Whether seeking to improve the performance of construction equipment, or hoping to enhance the functionality of medical facilities, pneumatic cylinders are a mainstay in many of the machinery that we see today. Commonly used for mechanical equipment, pneumatic cylinders are an easy, simple, and relatively cheaper alternative compared to many of the other options available in the market.
What is a Pneumatic Cylinder?
The basic structure of a pneumatic cylinder is made up of a hollow shaft or tube which contains a plate of the same diameter that usually comes equipped with a long rod or piston. Motion is generated by use of pressurized gas which pushes on the plate to drive the rod to its function.
A pneumatic cylinder is used to generate mechanical motion that starts, continues, or ends a cycle. Depending on the mechanisms involved, there are numerous types of pneumatic cylinders available that suit different functions for a variety of machines.
Types of Pneumatic Cylinders
1. Compact Cylinders – For machines and equipment that are smaller in size, the compact cylinder is the ideal addition. This particular type of pneumatic cylinder is the smallest of all versions and is ideally used for mechanisms that require just a short stroke. Traditionally, the compact cylinder is a style reserved solely for single-acting styles which feature just one rod, but double-acting variants are also available.
2. Guided Cylinders – When the rod attached to a pneumatic cylinder exceeds a certain length, it becomes difficult to drive it accurately to its target. That’s why guided cylinders were developed. This type of pneumatic cylinder features a much longer rod which can reach up to double the length of the cylinder itself.
But for the purpose of accuracy, several guide rods and blocks are placed around the rod to ensure that it doesn’t steer away from its intended course for a smooth, straight, linear motion.
3. Rack and Pinion – This pneumatic cylinder type allows the production of angular motion via the same pressured gas mechanism. The addition of rotary actuators make the range of motion possible, and are often capable of creating motions that exceed 360 degrees.
4. Bellows – Featuring elastomeric walls reinforced by two metal end plates, the bellow can create much greater force thanks to its flexible structure. The cylinder can be bent to a certain degree, making it an ideal addition for structures that do not follow a single, straight path.
5. Rodless Cylinders – A space saving alternative, the rodless cylinder generates the same force as many of its piston-bearing counterparts which allows users to save space thanks to the mechanism’s intuitive design.
Guide to Choosing Pneumatic Cylinders
1. Space Restrictions – Because some pneumatic cylinders might take up a significant amount of space, it’s important to understand how much of you’re willing to allot for it. As a general rule, you should be able to take accurate measurements before you go and shop for pneumatic cylinders to ensure that the one you’ve purchased will fit the rig.
2. Motion Requirements – What type of motion does your mechanism require? Will the short stroke of a compact cylinder be enough to aptly perform the task, or do you need something as long as a guided cylinder? When choosing a pneumatic cylinder, it’s essential that you select one that can perform the exact purpose you’re hoping to fulfil as this will greatly affect the efficiency of your machine.

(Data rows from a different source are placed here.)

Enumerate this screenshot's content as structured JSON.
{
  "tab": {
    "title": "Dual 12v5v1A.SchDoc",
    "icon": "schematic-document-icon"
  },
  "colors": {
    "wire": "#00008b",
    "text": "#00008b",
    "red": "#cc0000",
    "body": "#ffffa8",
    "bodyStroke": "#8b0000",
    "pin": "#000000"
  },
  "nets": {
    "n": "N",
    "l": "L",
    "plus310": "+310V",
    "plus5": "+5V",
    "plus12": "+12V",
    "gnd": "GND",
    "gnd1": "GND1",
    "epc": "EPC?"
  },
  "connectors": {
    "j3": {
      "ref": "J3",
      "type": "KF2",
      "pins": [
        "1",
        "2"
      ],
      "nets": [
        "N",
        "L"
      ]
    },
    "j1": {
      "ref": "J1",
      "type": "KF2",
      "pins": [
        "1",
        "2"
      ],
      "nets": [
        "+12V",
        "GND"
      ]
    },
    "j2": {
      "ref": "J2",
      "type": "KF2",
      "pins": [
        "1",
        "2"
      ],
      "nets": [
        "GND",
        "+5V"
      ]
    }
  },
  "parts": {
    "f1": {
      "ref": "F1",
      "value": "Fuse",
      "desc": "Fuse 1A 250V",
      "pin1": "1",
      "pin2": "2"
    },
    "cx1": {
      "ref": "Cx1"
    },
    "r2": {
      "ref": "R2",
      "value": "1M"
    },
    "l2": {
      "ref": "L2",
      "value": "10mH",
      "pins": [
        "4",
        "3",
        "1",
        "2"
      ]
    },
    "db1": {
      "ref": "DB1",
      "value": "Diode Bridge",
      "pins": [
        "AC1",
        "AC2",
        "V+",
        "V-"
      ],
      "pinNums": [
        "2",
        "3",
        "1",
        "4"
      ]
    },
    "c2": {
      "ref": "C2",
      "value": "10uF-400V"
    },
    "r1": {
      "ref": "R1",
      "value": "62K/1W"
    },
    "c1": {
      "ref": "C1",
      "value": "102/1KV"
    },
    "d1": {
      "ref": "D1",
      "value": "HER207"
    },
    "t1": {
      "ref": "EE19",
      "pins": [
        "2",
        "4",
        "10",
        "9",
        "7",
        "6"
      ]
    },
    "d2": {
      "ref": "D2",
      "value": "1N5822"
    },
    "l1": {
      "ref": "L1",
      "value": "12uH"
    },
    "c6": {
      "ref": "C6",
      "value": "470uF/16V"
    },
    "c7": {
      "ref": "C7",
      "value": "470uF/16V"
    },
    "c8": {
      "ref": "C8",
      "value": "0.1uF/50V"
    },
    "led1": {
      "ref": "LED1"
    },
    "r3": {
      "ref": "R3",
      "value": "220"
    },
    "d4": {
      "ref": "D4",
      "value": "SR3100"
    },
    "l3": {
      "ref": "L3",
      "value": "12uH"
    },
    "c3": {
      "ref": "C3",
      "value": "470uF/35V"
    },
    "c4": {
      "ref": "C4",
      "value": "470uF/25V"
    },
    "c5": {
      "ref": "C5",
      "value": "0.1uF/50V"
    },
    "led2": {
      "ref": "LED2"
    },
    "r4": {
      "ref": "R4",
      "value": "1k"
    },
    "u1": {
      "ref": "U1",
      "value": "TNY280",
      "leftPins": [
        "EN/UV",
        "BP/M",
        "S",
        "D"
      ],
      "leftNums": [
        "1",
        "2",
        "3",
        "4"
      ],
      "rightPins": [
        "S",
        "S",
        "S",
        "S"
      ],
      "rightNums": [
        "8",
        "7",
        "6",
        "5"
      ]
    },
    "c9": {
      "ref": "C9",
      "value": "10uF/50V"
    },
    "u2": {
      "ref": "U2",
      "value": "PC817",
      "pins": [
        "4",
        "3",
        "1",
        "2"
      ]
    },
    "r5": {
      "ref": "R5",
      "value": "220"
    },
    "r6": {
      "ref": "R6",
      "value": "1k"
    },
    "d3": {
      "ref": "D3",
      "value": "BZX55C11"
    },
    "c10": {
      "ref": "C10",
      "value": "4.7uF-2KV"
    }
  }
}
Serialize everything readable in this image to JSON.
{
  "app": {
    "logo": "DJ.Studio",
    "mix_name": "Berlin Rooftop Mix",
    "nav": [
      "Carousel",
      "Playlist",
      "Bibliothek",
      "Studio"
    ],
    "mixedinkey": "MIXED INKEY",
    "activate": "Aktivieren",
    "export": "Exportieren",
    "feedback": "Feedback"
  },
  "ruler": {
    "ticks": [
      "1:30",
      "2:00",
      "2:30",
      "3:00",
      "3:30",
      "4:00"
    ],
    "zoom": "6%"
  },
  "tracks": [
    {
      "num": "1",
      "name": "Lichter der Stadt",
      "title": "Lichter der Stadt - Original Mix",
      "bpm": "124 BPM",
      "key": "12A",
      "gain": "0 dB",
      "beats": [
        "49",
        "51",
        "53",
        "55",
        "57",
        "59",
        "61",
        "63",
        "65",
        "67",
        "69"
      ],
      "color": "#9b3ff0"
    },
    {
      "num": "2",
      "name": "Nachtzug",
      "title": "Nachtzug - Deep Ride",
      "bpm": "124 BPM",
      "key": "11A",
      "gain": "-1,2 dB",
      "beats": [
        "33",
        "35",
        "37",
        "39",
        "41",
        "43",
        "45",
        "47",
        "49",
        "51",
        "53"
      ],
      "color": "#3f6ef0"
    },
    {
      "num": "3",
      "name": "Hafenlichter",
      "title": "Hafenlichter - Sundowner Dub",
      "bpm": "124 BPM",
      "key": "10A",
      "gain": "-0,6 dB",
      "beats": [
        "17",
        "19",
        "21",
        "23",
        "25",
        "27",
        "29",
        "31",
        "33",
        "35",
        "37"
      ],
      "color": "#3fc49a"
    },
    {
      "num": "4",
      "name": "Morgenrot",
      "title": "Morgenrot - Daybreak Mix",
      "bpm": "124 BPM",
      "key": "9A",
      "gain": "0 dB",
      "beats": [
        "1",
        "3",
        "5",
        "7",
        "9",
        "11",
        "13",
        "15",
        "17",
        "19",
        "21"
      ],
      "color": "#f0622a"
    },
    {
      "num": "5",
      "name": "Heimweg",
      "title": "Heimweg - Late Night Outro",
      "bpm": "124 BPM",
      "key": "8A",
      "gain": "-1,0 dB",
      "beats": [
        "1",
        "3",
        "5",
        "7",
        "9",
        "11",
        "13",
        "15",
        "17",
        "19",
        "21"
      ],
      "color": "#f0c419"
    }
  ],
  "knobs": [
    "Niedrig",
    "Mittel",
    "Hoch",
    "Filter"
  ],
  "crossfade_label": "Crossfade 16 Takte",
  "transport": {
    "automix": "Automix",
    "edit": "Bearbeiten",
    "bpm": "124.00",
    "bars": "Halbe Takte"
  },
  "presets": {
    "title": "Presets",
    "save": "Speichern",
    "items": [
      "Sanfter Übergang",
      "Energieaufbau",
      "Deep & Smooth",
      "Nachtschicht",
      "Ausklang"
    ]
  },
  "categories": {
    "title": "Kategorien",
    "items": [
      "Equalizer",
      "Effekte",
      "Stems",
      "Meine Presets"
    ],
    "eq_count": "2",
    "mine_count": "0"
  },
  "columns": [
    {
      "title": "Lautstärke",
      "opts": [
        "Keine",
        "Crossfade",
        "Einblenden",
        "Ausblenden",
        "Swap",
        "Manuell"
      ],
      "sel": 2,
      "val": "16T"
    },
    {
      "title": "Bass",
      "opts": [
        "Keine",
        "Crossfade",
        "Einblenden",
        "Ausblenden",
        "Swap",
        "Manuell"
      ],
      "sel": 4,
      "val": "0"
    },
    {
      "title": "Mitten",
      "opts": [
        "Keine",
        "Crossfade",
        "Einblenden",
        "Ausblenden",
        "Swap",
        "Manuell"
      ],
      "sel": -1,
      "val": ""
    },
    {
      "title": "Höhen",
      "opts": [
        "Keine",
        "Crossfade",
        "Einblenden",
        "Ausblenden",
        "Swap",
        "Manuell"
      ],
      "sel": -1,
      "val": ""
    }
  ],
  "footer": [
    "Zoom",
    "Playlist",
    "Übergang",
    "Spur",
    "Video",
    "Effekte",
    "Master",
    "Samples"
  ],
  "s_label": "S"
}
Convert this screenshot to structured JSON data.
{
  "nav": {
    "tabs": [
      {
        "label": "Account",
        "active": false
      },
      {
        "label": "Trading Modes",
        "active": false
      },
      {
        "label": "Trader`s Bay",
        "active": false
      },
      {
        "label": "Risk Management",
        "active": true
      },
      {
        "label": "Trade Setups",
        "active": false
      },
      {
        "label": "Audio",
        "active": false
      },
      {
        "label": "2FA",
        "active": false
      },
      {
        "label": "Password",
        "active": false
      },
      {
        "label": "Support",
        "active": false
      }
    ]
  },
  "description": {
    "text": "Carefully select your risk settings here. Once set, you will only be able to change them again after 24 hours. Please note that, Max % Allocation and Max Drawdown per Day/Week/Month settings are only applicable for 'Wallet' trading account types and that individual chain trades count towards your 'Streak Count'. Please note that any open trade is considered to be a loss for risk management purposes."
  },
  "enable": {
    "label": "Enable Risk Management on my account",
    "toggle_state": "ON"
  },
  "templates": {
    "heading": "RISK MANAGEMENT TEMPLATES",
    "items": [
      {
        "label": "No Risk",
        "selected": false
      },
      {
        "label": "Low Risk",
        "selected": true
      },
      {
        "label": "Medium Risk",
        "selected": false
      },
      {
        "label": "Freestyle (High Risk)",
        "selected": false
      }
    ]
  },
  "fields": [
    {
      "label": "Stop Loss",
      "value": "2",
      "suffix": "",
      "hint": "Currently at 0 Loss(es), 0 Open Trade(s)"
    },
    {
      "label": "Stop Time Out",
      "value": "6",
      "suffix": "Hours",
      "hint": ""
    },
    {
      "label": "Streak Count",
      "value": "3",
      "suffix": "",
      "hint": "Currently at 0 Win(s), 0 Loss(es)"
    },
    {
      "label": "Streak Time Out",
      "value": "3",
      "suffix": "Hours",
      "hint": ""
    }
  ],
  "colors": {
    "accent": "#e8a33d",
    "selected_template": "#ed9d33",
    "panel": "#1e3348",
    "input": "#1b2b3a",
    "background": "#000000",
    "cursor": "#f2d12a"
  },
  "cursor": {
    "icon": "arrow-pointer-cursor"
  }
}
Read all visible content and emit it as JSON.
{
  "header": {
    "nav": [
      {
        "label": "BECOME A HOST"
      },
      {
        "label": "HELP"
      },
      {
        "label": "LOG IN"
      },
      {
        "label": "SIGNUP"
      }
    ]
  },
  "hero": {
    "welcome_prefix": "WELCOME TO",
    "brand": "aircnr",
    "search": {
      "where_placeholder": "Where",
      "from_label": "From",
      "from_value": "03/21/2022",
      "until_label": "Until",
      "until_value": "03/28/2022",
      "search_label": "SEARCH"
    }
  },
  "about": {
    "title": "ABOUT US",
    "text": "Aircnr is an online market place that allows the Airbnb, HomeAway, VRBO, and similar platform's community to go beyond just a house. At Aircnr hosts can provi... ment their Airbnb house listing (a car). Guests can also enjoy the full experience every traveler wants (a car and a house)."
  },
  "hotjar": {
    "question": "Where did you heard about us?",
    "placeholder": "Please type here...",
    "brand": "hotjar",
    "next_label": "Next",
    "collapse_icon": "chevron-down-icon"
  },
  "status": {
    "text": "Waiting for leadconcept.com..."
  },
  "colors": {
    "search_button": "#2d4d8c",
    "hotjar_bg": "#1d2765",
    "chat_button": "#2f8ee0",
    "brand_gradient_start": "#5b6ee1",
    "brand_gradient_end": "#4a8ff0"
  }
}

3. Power and Force – There are some machines that require a force just strong enough to pull a button, then there are those that necessitate the displacement of hundreds of pounds worth of metal.
Once you go to shop for pneumatic cylinders, you will find that not all of them can generate the same power and force. Now, depending on the task you want it to perform, you will have to choose something that can create a motion strong enough for seamless performance.
It would be wise to select a pneumatic cylinder that generates more force than you require as this can be calibrated later on. After all, you don’t want to overwork your cylinder by making it work at its limit every time. Buying a model that can perform stronger than what you actually need will allow you to calibrate it at lower than its maximum, saving it from the onslaught of wear and tear.